It’s crucial to ensure you aren’t simply observing axolotls during their sluggish periods because they are also nocturnal and frequently lazier during the day.
They are also known to become less energetic as they age, which may be crucial to excluding potential problems.
Whether or not they feel it, the most important thing is to ensure they are happy.
After all, a healthy axolotl is a happy one, and an unhealthy diet or an improper environment can definitely impact and make your axolotls uncomfortable or unhappy in some form.
Signs of sickness
It’s important to rule out the possibility of illness when your axolotl shows signs you might compare to being sad or depressed as it often is due to an underlying cause. The signs to look for could be:
- Unusual behavior
- Lack of appetite
- Back deformities.
- Tumors that look like cotton-like tufts.
- Poor balance while swimming.
- Deterioration of gills.
If you notice any of these other signs, consider going to a vet to determine the true cause of their behavior and diagnose the possible illness they could have.
It’s important to always be safe than sorry when it comes to your pet axolotl.
Emotion #4: Can axolotls feel happiness?
Since axolotls are not known to experience direct happiness, they might not feel that way.
They are generally not very intelligent, though, and as a result, they don’t require much to experience joy or disdain.
Simpler things, like their physical health, are what they base their happiness on.
The surroundings and treatment they get as a result have a significant influence on their mental health.
When taking care of your pet, it’s crucial to remember that a healthy axolotl is one that is happy.
How to know if they’re happy?
Despite what it may appear like, just because your axolotl is smiling doesn’t necessarily imply they’re happy.
Even if we know that axolotls are often happy when they are healthy, it is still crucial to understand what a happy axolotl looks like.
Your axolotl is probably content if they appear to be swimming around and able to move their gills freely without any curling or tension.
Particularly when they appear to be in good health, accept food readily, and approach you when you approach their tank.
Your axolotl is probably still in contempt, even though it appears that they might be unmotivated or bored.
They don’t mind sitting around doing nothing at all; on some days, they might even prefer it.
How to Keep Them Happy
It’s helpful to know how to gauge their level of happiness, but it’s much more crucial to understand how to maintain that level of happiness.
You can do plenty of things to make them happier, including giving them high-quality food, especially a good variety of it.
You can think about purchasing some frozen food or canned cat food to consider giving to them as rewards.
Even better, you may feed them blood worms, which are often a favorite food of axolotls.
Always maintain proper water quality and ensure all parameters are accurate if you want to prevent unusual behaviors or potential diseases.

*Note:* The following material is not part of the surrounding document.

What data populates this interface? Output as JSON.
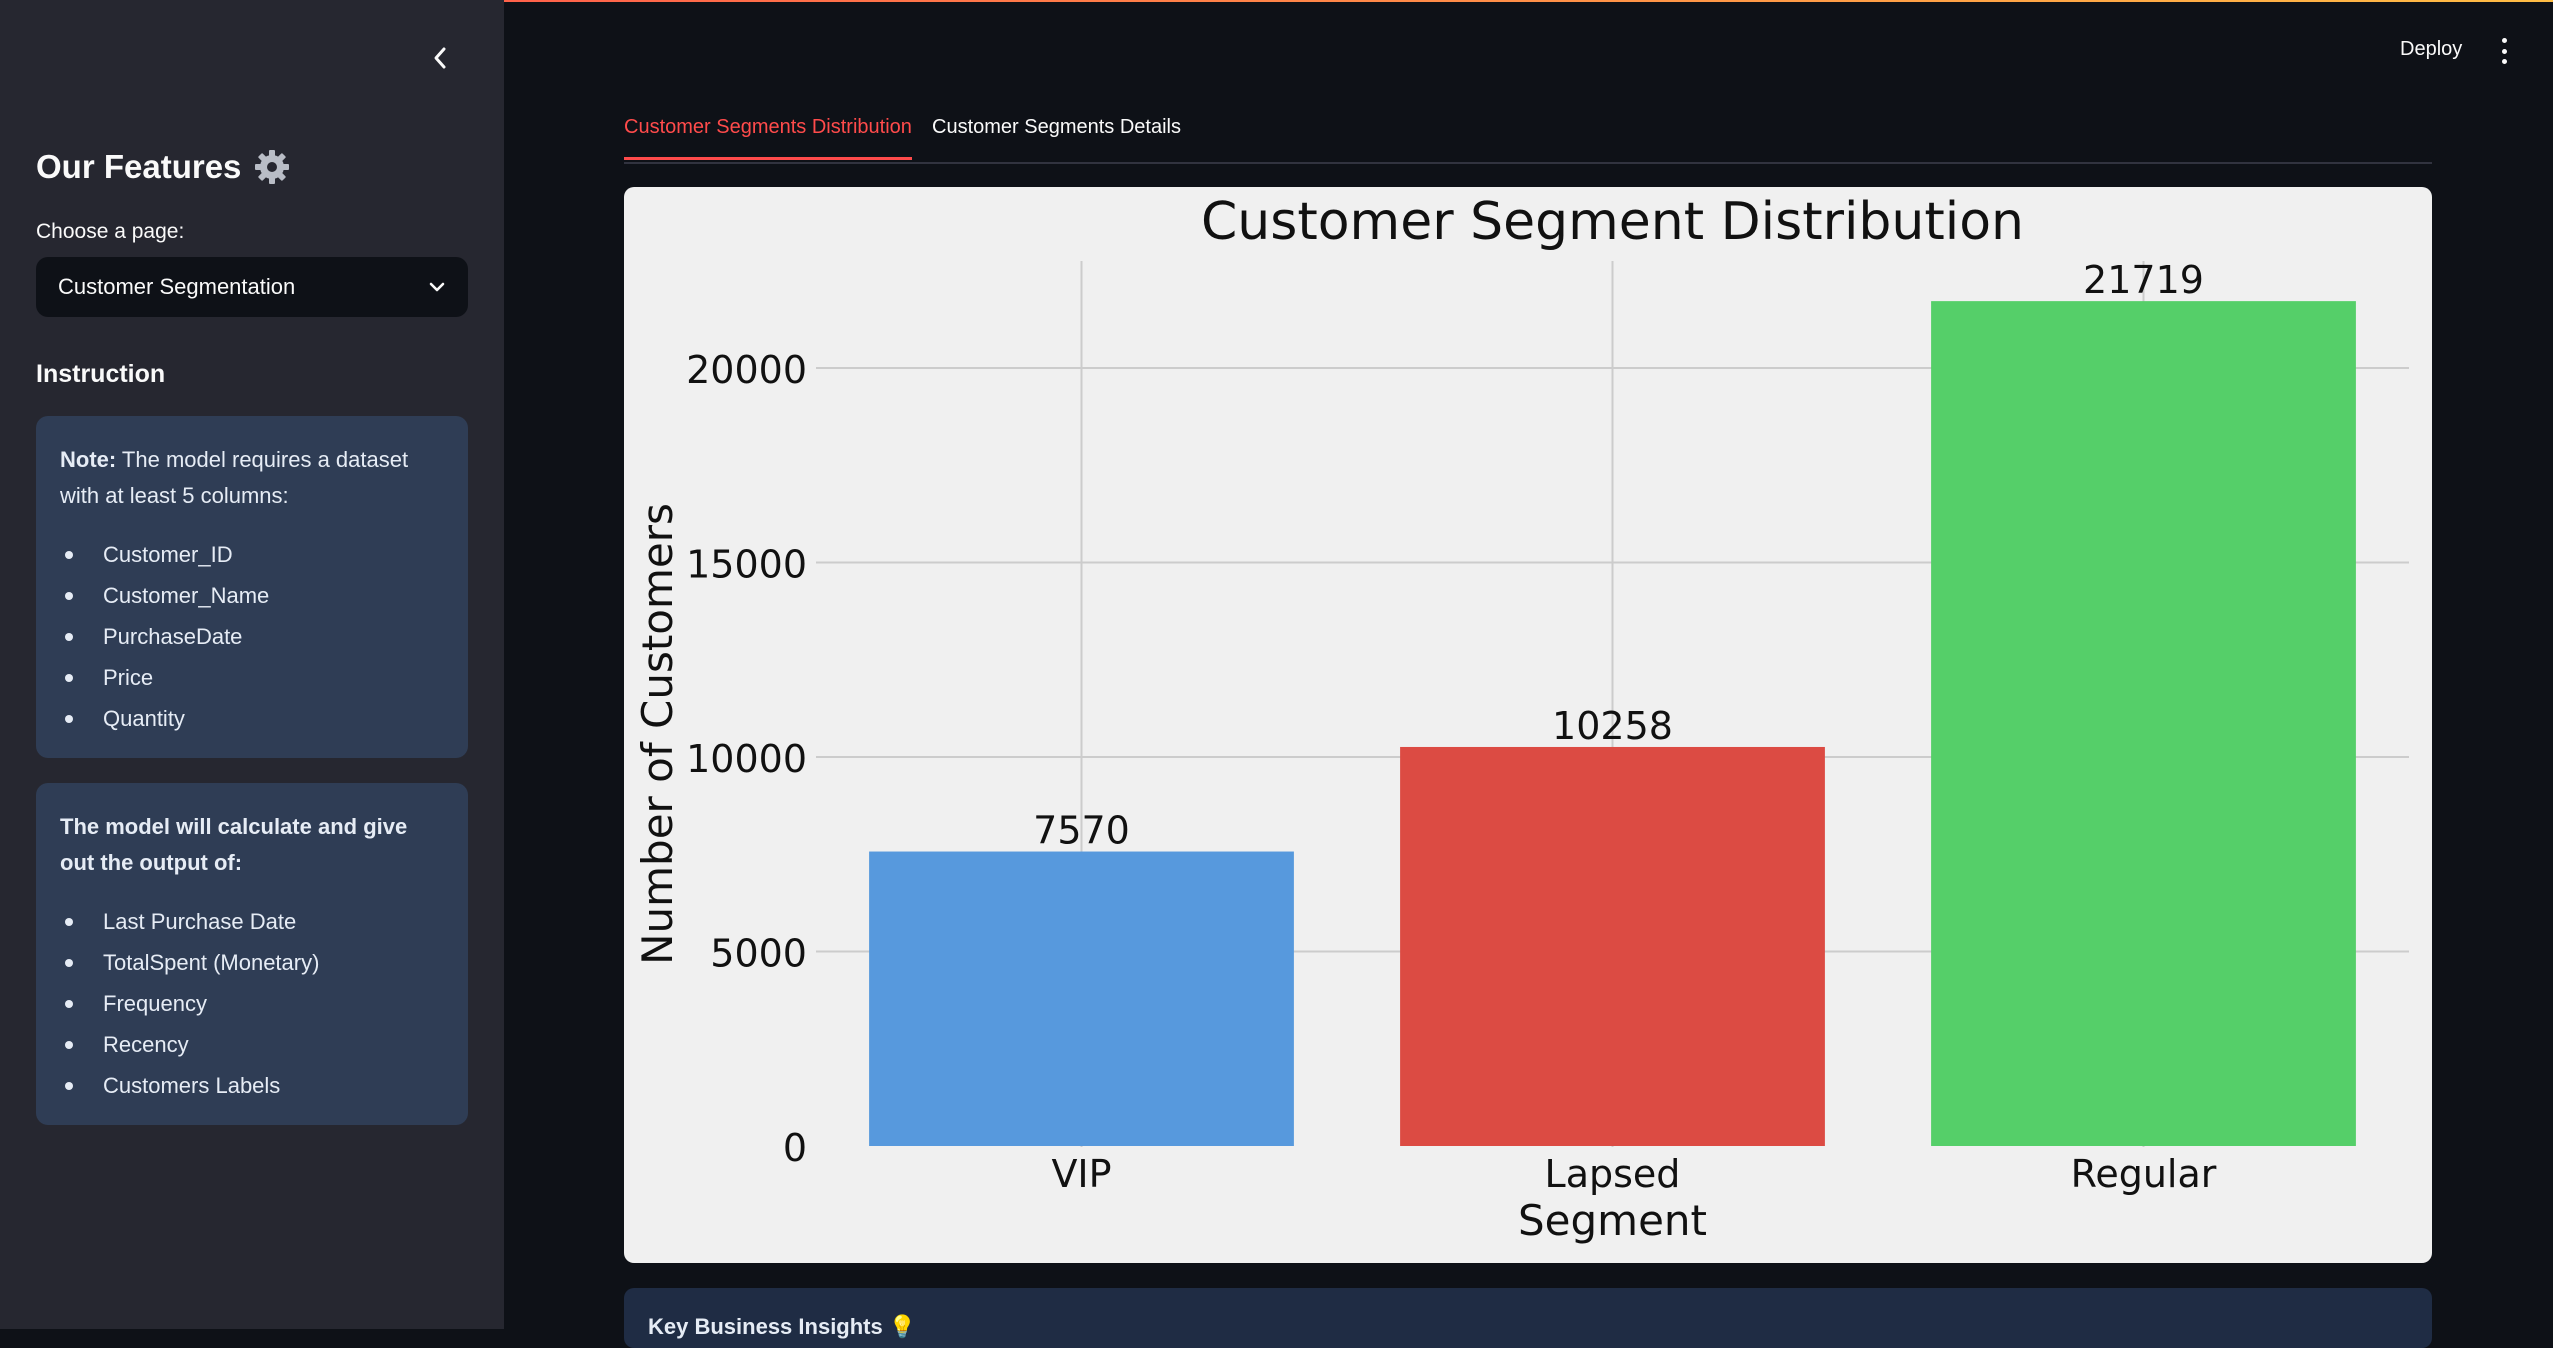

After all, a healthy axolotl is a happy axolotl.
The fact that touching or handling them in any manner puts them under a lot of stress makes it even more important to avoid doing so.
If you do it regularly, it may potentially make them sick or perhaps kill them.
As a rule, physical contact will make them upset rather than pleased, so it is advisable to keep providing them with food inside their tanks.
Making sure no lights are shining on your axolotl can also help you keep them happy.
It can irritate them over time since they lack eyelids to filter it out.
Keeping their tank clean and well-maintained will also help to create a comfortable atmosphere for the fish.
You can probably see how axolotls only have a small variety of emotions due to their lack of intelligence after going through the four basic emotions.
Although there is some evidence to support it, it might be challenging to identify their underlying feelings.
The key is to constantly keep in mind that a happy axolotl is a healthy one, regardless of the cause—whether it’s excessive stress that causes fear or a potential sickness misdiagnosed as a kind of depression.
Whether they have complex emotions or not, it’s crucial to ensure their respect and health by giving them the proper care and engaging in safe interactions.